**Work item**
Search the entries for the word "name" and pull out each line that has it.

Records excerpted from a collection:
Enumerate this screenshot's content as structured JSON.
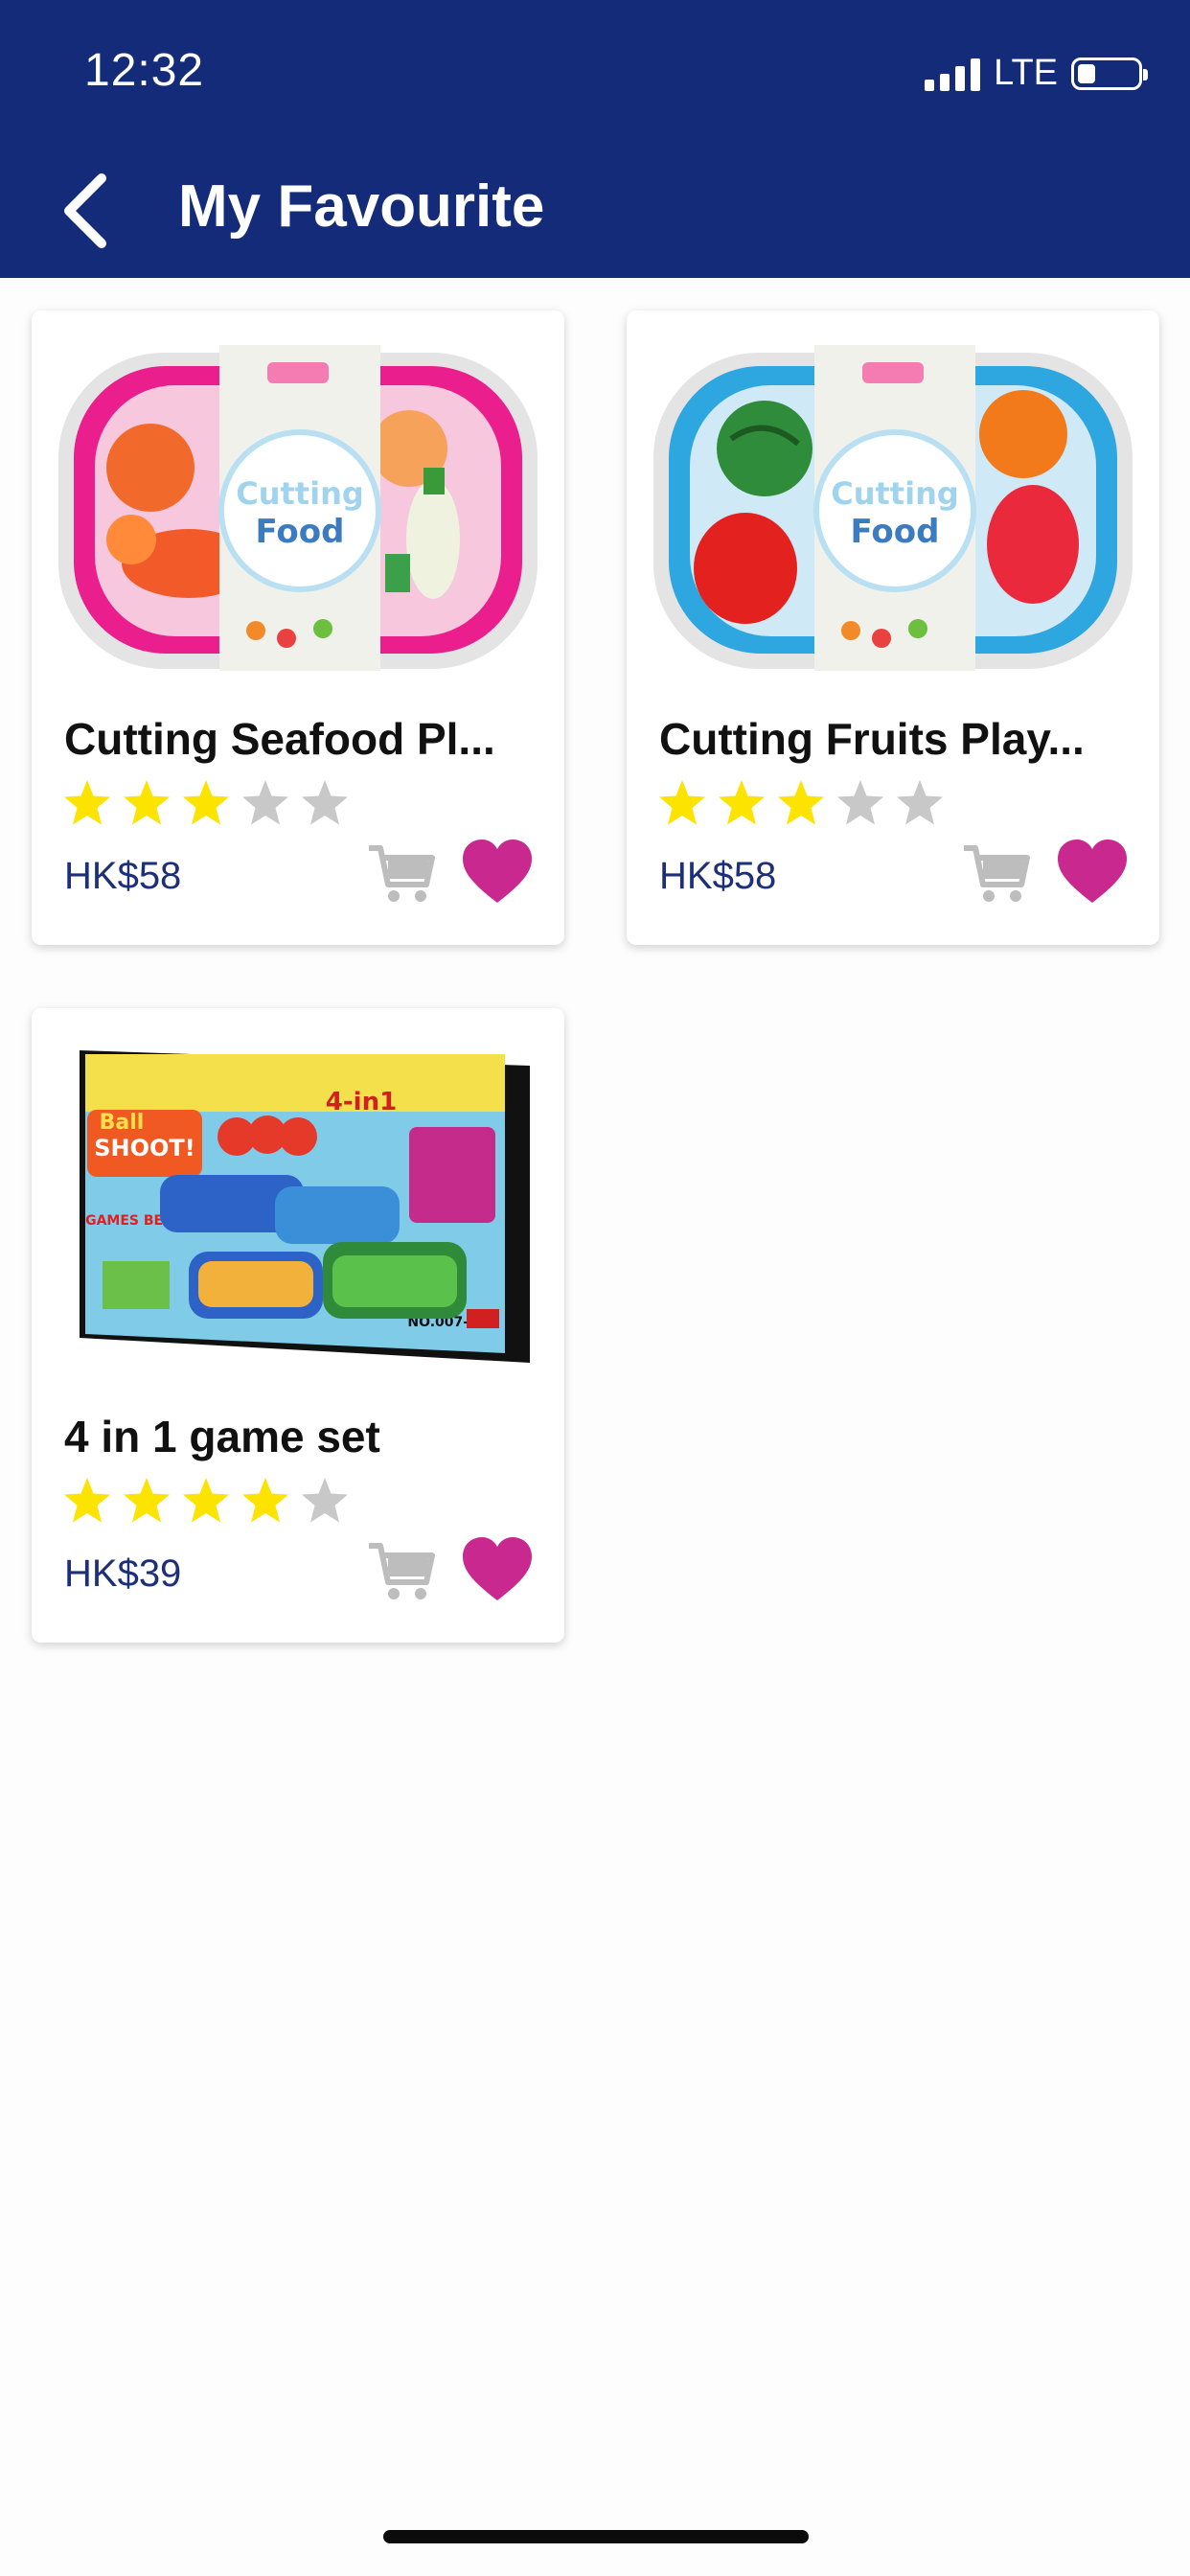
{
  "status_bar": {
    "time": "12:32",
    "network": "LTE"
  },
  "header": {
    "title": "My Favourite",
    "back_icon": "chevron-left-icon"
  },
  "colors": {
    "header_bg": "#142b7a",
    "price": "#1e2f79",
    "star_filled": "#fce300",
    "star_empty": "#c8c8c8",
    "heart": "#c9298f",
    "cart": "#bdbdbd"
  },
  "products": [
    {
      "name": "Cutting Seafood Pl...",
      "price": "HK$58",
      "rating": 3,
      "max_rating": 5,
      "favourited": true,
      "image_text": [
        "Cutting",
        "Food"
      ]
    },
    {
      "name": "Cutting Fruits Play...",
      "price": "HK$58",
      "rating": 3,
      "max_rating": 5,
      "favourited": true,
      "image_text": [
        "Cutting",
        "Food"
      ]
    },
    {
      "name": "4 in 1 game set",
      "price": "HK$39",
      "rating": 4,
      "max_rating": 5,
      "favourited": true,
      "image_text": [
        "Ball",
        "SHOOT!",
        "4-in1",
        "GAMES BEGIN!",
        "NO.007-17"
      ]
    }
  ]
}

**Answer below**
      "name": "Cutting Seafood Pl...",
      "name": "Cutting Fruits Play...",
      "name": "4 in 1 game set",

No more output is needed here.